It is the same way in marketing. It takes time and exposure for people to associate your brand with your message. Marketing takes patience. Traction takes patience. You worked hard to build your business from concept to a working prototype. And in your mind it is probably obvious why it is worth buying or investing in. You must remember that the rest of the world has not lived and slept with your business the way you have.
Research shows that consumers need to be exposed to a brand an average of 7 times before it will click. That means that you need to be demonstrating the value of your brand over and over again, in many different venues. And the message needs to be clear and consistent every time they are exposed.
Let’s say your message is “quality, handmade kitchen tools”. On Youtube you show how your tools are made, driving home “handmade and quality”. On Pintrest you might just show off some beautiful photographs of your product. On your blog you explain why a hand mixer is better than an electric. On Good Morning America you demonstrate how nice they feel in your hand by making a vintage recipe. All of these marketing avenues are driving at one point “quality, handmade kitchen tools”. Each time that a consumer is exposed to your brand, that is the story you are telling.
If you are communicating too many messages people will be confused. If you are saying “quality, handmade kitchen tools”, “o and we also sell vintage kitchen tools”, “and we retail specialty baking flour”, “and I almost forgot, we also make home improvement tools”, people will just move on. They might order from you once, but all the confusion will mean they won’t return. You want them to think “this thing” = “your company”. In order to do that you must keep the main thing the main thing.
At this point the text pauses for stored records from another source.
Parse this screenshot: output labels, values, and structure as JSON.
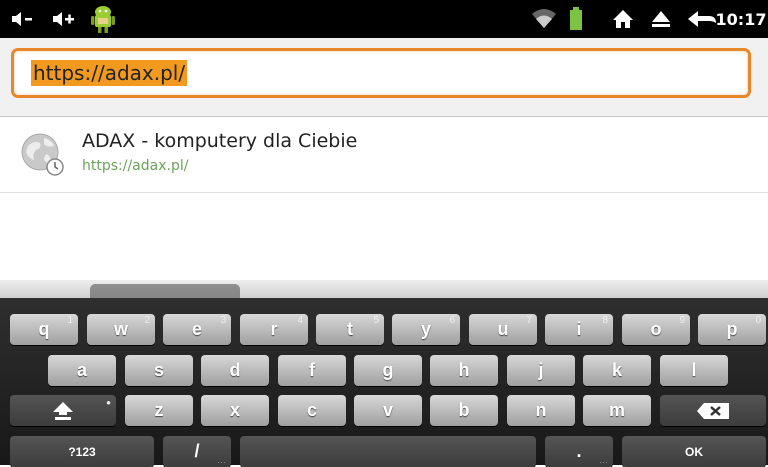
{
  "status_bar": {
    "time": "10:17",
    "icons": [
      "volume-down-icon",
      "volume-up-icon",
      "android-icon",
      "wifi-icon",
      "battery-icon",
      "home-icon",
      "eject-icon",
      "back-icon"
    ]
  },
  "address_bar": {
    "url": "https://adax.pl/"
  },
  "suggestion": {
    "title": "ADAX - komputery dla Ciebie",
    "url": "https://adax.pl/"
  },
  "keyboard": {
    "row1": [
      {
        "label": "q",
        "hint": "1"
      },
      {
        "label": "w",
        "hint": "2"
      },
      {
        "label": "e",
        "hint": "3"
      },
      {
        "label": "r",
        "hint": "4"
      },
      {
        "label": "t",
        "hint": "5"
      },
      {
        "label": "y",
        "hint": "6"
      },
      {
        "label": "u",
        "hint": "7"
      },
      {
        "label": "i",
        "hint": "8"
      },
      {
        "label": "o",
        "hint": "9"
      },
      {
        "label": "p",
        "hint": "0"
      }
    ],
    "row2": [
      "a",
      "s",
      "d",
      "f",
      "g",
      "h",
      "j",
      "k",
      "l"
    ],
    "row3": [
      "z",
      "x",
      "c",
      "v",
      "b",
      "n",
      "m"
    ],
    "symbols_label": "?123",
    "slash_label": "/",
    "dot_label": ".",
    "ok_label": "OK"
  },
  "colors": {
    "accent": "#e8862a",
    "selection": "#f29a1f",
    "url_green": "#6aa35a"
  }
}
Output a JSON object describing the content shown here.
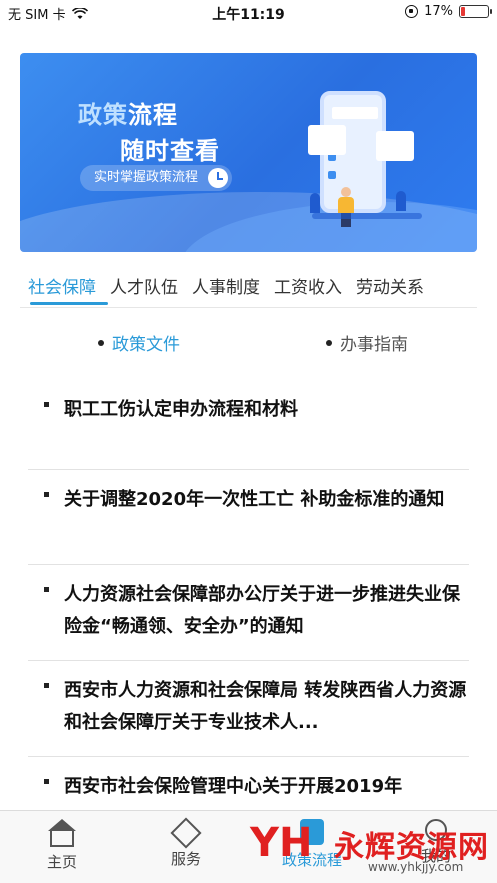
{
  "status_bar": {
    "carrier": "无 SIM 卡",
    "time": "上午11:19",
    "battery": "17%",
    "battery_level": 0.17,
    "battery_color": "#e53935"
  },
  "banner": {
    "title_line1_highlight": "政策",
    "title_line1_rest": "流程",
    "title_line2": "随时查看",
    "pill_text": "实时掌握政策流程",
    "pill_icon": "clock-icon"
  },
  "tabs": [
    {
      "label": "社会保障",
      "active": true
    },
    {
      "label": "人才队伍",
      "active": false
    },
    {
      "label": "人事制度",
      "active": false
    },
    {
      "label": "工资收入",
      "active": false
    },
    {
      "label": "劳动关系",
      "active": false
    }
  ],
  "subtabs": [
    {
      "label": "政策文件",
      "active": true
    },
    {
      "label": "办事指南",
      "active": false
    }
  ],
  "items": [
    {
      "title": "职工工伤认定申办流程和材料"
    },
    {
      "title": "关于调整2020年一次性工亡 补助金标准的通知"
    },
    {
      "title": "人力资源社会保障部办公厅关于进一步推进失业保险金“畅通领、安全办”的通知"
    },
    {
      "title": "西安市人力资源和社会保障局 转发陕西省人力资源和社会保障厅关于专业技术人..."
    },
    {
      "title": "西安市社会保险管理中心关于开展2019年"
    }
  ],
  "bottom_nav": [
    {
      "label": "主页",
      "icon": "home-icon"
    },
    {
      "label": "服务",
      "icon": "service-icon"
    },
    {
      "label": "政策流程",
      "icon": "process-icon"
    },
    {
      "label": "我的",
      "icon": "profile-icon"
    }
  ],
  "watermark": {
    "logo": "YH",
    "name": "永辉资源网",
    "url": "www.yhkjjy.com"
  },
  "colors": {
    "accent": "#2a9ad8",
    "banner_blue": "#2a6fe0"
  }
}
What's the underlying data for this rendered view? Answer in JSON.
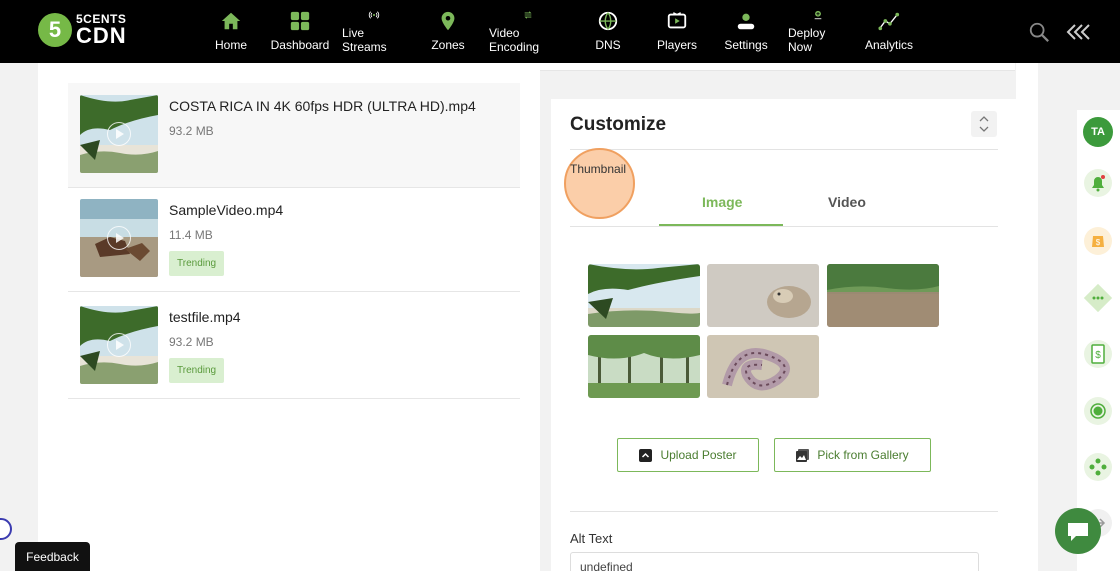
{
  "brand": {
    "logo_number": "5",
    "line1": "5CENTS",
    "line2": "CDN"
  },
  "nav": [
    {
      "label": "Home",
      "icon": "home-icon"
    },
    {
      "label": "Dashboard",
      "icon": "dashboard-icon"
    },
    {
      "label": "Live Streams",
      "icon": "live-streams-icon"
    },
    {
      "label": "Zones",
      "icon": "zones-icon"
    },
    {
      "label": "Video Encoding",
      "icon": "video-encoding-icon"
    },
    {
      "label": "DNS",
      "icon": "dns-icon"
    },
    {
      "label": "Players",
      "icon": "players-icon"
    },
    {
      "label": "Settings",
      "icon": "settings-icon"
    },
    {
      "label": "Deploy Now",
      "icon": "deploy-now-icon"
    },
    {
      "label": "Analytics",
      "icon": "analytics-icon"
    }
  ],
  "videos": [
    {
      "name": "COSTA RICA IN 4K 60fps HDR (ULTRA HD).mp4",
      "size": "93.2 MB",
      "badge": ""
    },
    {
      "name": "SampleVideo.mp4",
      "size": "11.4 MB",
      "badge": "Trending"
    },
    {
      "name": "testfile.mp4",
      "size": "93.2 MB",
      "badge": "Trending"
    }
  ],
  "customize": {
    "title": "Customize",
    "thumbnail_label": "Thumbnail",
    "tabs": [
      {
        "label": "Image",
        "active": true
      },
      {
        "label": "Video",
        "active": false
      }
    ],
    "gallery_images": [
      "palm-beach-thumbnail",
      "snake-closeup-thumbnail",
      "river-thumbnail",
      "palm-forest-thumbnail",
      "coiled-snake-thumbnail"
    ],
    "upload_label": "Upload Poster",
    "gallery_label": "Pick from Gallery",
    "alt_text_label": "Alt Text",
    "alt_text_value": "undefined"
  },
  "user": {
    "initials": "TA"
  },
  "feedback_label": "Feedback",
  "colors": {
    "accent": "#7cb85a",
    "topbar": "#000000",
    "badge_bg": "#d9efd0",
    "avatar": "#3c9a3c"
  }
}
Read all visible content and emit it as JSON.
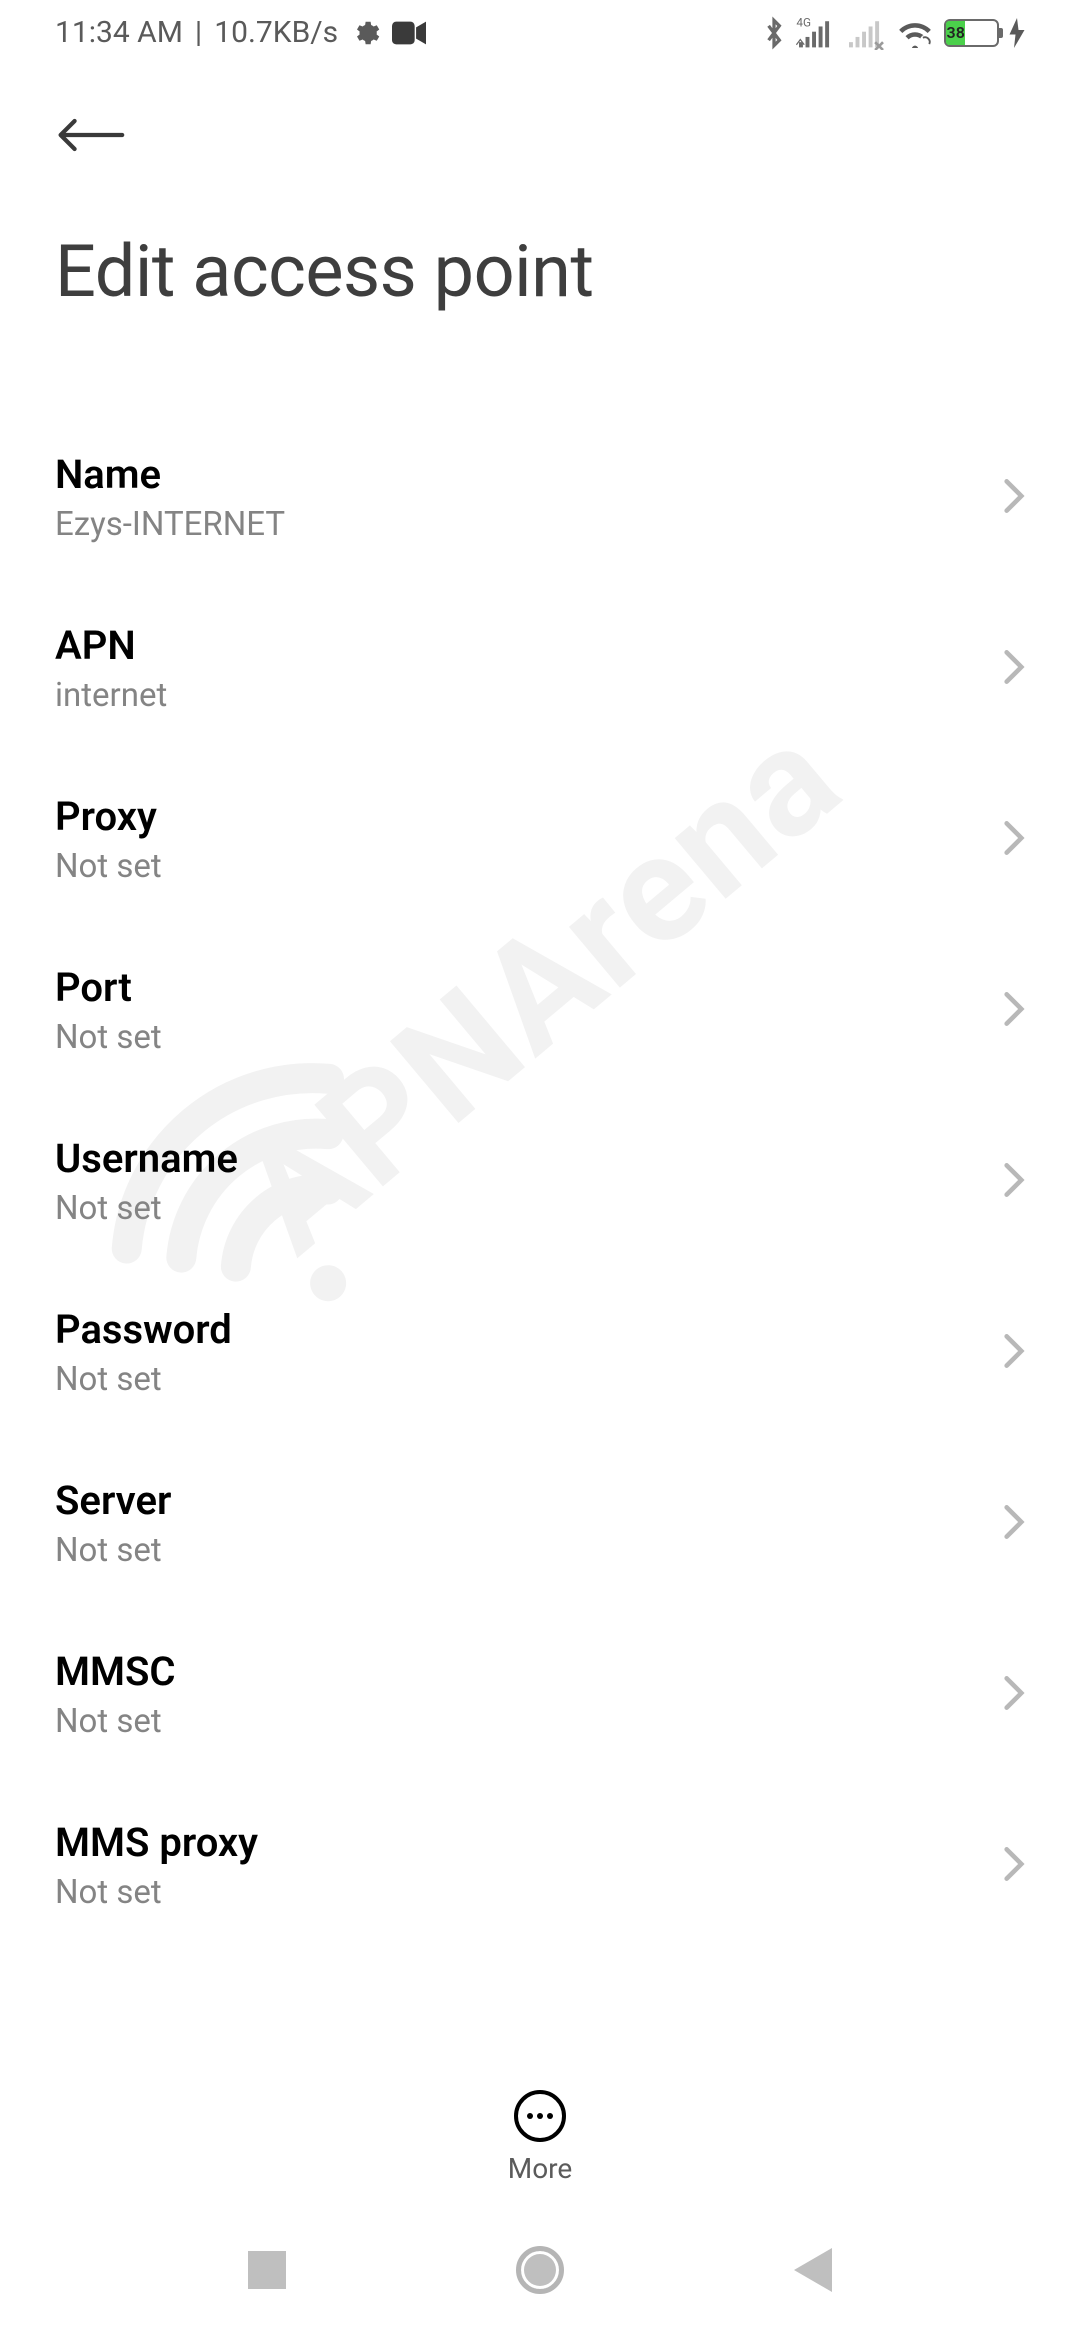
{
  "statusBar": {
    "time": "11:34 AM",
    "separator": "|",
    "speed": "10.7KB/s",
    "batteryPercent": "38"
  },
  "page": {
    "title": "Edit access point"
  },
  "settings": [
    {
      "label": "Name",
      "value": "Ezys-INTERNET"
    },
    {
      "label": "APN",
      "value": "internet"
    },
    {
      "label": "Proxy",
      "value": "Not set"
    },
    {
      "label": "Port",
      "value": "Not set"
    },
    {
      "label": "Username",
      "value": "Not set"
    },
    {
      "label": "Password",
      "value": "Not set"
    },
    {
      "label": "Server",
      "value": "Not set"
    },
    {
      "label": "MMSC",
      "value": "Not set"
    },
    {
      "label": "MMS proxy",
      "value": "Not set"
    }
  ],
  "toolbar": {
    "more": "More"
  },
  "watermark": "APNArena"
}
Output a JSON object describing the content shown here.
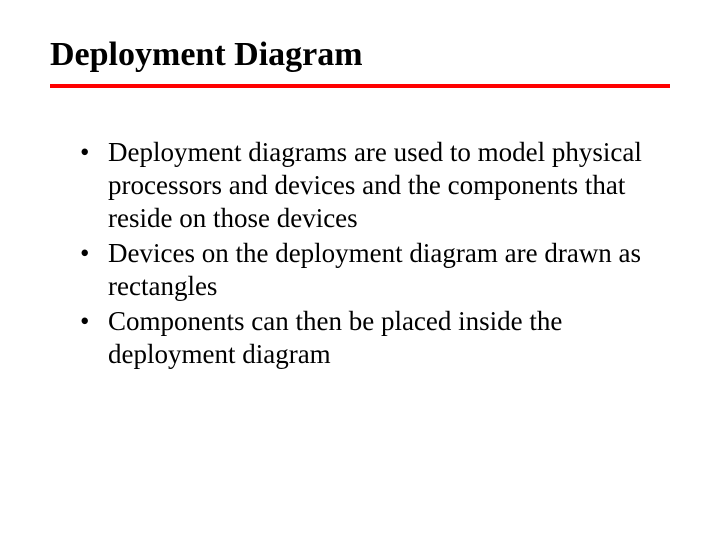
{
  "slide": {
    "title": "Deployment Diagram",
    "bullets": [
      "Deployment diagrams are used to model physical processors and devices and the components that reside on those devices",
      "Devices on the deployment diagram are drawn as rectangles",
      "Components can then be placed inside the deployment diagram"
    ]
  }
}
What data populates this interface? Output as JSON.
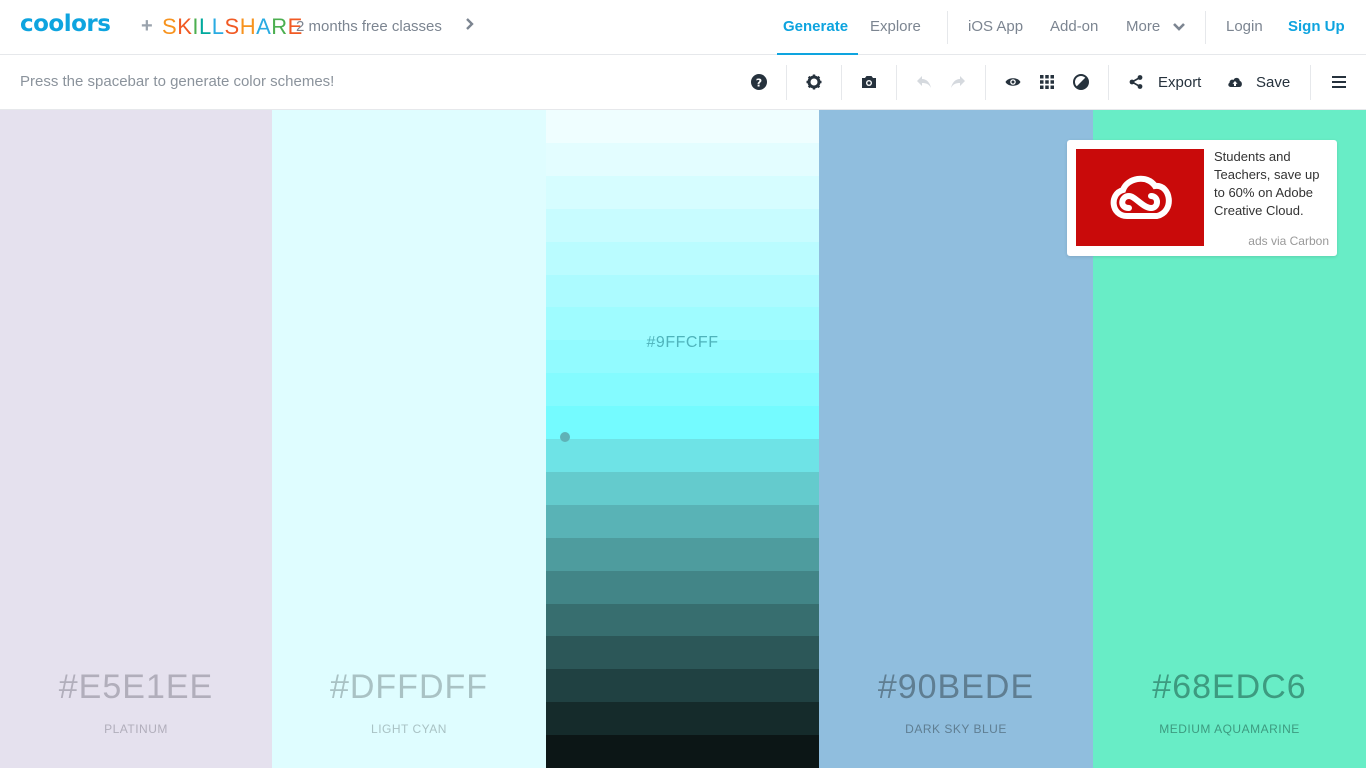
{
  "nav": {
    "logo": "coolors",
    "plus": "+",
    "partner_letters": [
      {
        "ch": "S",
        "color": "#f7931e"
      },
      {
        "ch": "K",
        "color": "#f15a24"
      },
      {
        "ch": "I",
        "color": "#4caf50"
      },
      {
        "ch": "L",
        "color": "#00a99d"
      },
      {
        "ch": "L",
        "color": "#29abe2"
      },
      {
        "ch": "S",
        "color": "#f15a24"
      },
      {
        "ch": "H",
        "color": "#f7931e"
      },
      {
        "ch": "A",
        "color": "#29abe2"
      },
      {
        "ch": "R",
        "color": "#4caf50"
      },
      {
        "ch": "E",
        "color": "#f15a24"
      }
    ],
    "promo": "2 months free classes",
    "links": {
      "generate": "Generate",
      "explore": "Explore",
      "ios_app": "iOS App",
      "addon": "Add-on",
      "more": "More",
      "login": "Login",
      "signup": "Sign Up"
    },
    "accent_color": "#0ea4df"
  },
  "toolbar": {
    "hint": "Press the spacebar to generate color schemes!",
    "export_label": "Export",
    "save_label": "Save",
    "icons": [
      "help-icon",
      "settings-icon",
      "camera-icon",
      "undo-icon",
      "redo-icon",
      "view-icon",
      "grid-icon",
      "contrast-icon",
      "share-icon",
      "upload-icon",
      "menu-icon"
    ]
  },
  "palette": {
    "colors": [
      {
        "hex": "#E5E1EE",
        "name": "PLATINUM",
        "bg": "#e5e1ee",
        "text": "#b1aebb"
      },
      {
        "hex": "#DFFDFF",
        "name": "LIGHT CYAN",
        "bg": "#dffdff",
        "text": "#a9c2c4"
      },
      {
        "hex": "#9FFCFF",
        "name": "",
        "bg": "#9ffcff",
        "text": "#4fb3bb"
      },
      {
        "hex": "#90BEDE",
        "name": "DARK SKY BLUE",
        "bg": "#90bede",
        "text": "#5f7e92"
      },
      {
        "hex": "#68EDC6",
        "name": "MEDIUM AQUAMARINE",
        "bg": "#68edc6",
        "text": "#3d9b80"
      }
    ],
    "shades": [
      "#effeff",
      "#e3fdff",
      "#d6fdff",
      "#c8fcff",
      "#bafcff",
      "#acfbff",
      "#9ffcff",
      "#92fbff",
      "#84fbff",
      "#74fbff",
      "#6ee3e6",
      "#64cbcd",
      "#59b3b6",
      "#4e9c9e",
      "#428587",
      "#376e6f",
      "#2c5758",
      "#204142",
      "#152b2b",
      "#0c1616"
    ]
  },
  "ad": {
    "text": "Students and Teachers, save up to 60% on Adobe Creative Cloud.",
    "via": "ads via Carbon",
    "brand_color": "#c90a0a"
  }
}
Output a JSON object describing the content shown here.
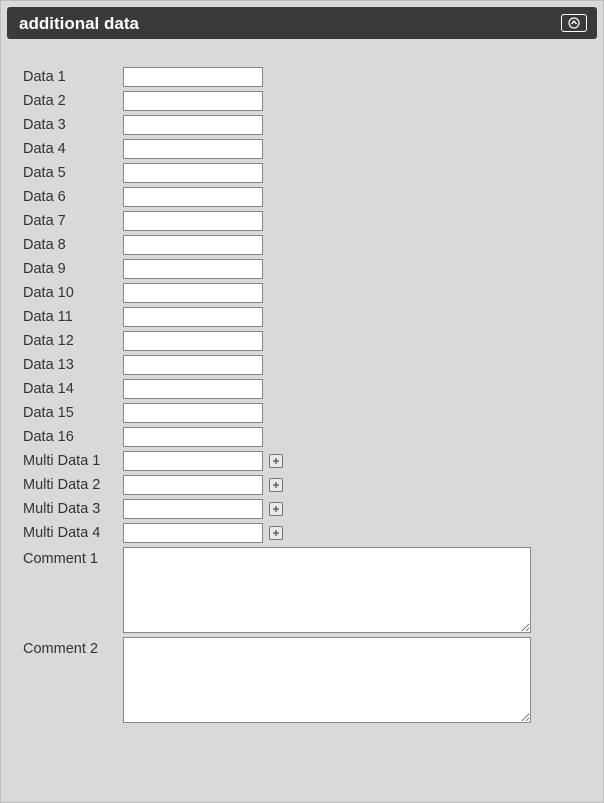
{
  "panel": {
    "title": "additional data"
  },
  "fields": {
    "data": [
      {
        "label": "Data 1",
        "value": ""
      },
      {
        "label": "Data 2",
        "value": ""
      },
      {
        "label": "Data 3",
        "value": ""
      },
      {
        "label": "Data 4",
        "value": ""
      },
      {
        "label": "Data 5",
        "value": ""
      },
      {
        "label": "Data 6",
        "value": ""
      },
      {
        "label": "Data 7",
        "value": ""
      },
      {
        "label": "Data 8",
        "value": ""
      },
      {
        "label": "Data 9",
        "value": ""
      },
      {
        "label": "Data 10",
        "value": ""
      },
      {
        "label": "Data 11",
        "value": ""
      },
      {
        "label": "Data 12",
        "value": ""
      },
      {
        "label": "Data 13",
        "value": ""
      },
      {
        "label": "Data 14",
        "value": ""
      },
      {
        "label": "Data 15",
        "value": ""
      },
      {
        "label": "Data 16",
        "value": ""
      }
    ],
    "multi": [
      {
        "label": "Multi Data 1",
        "value": ""
      },
      {
        "label": "Multi Data 2",
        "value": ""
      },
      {
        "label": "Multi Data 3",
        "value": ""
      },
      {
        "label": "Multi Data 4",
        "value": ""
      }
    ],
    "comments": [
      {
        "label": "Comment 1",
        "value": ""
      },
      {
        "label": "Comment 2",
        "value": ""
      }
    ]
  }
}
I have been plugging my business almost a year and have seen some growth in my social media and website statistics, but not as much as I expected. I saw a dramatic up tick in all metrics when I started getting more focused on offering my services directly to startups. This is because I started projecting one message “marketing and branding for startups”. Over and over again.
It is so, so easy to get off message. I stay focused by leaving physical reminders around me. My main one is a little tent card, you can see below, that sits next to my computer at my desk. Having a reminder that you see everyday will help you stay on track and will ultimately make a lasting impression on your customers and investors. So, tape a note to your laptop, write it on the back of your phone case, frame it on your desk, paint it on the wall. Stay focused.
Be consistent, show up. People will notice, but it will take time and exposure.
Don’t be discouraged. Keep pressing on. It takes daily reminding that all the hours and sacrifice is worth it. And they are all worth it. It is worth fighting for your “piece of the pie” as Mark Cuban would say. There is value in building something for your self.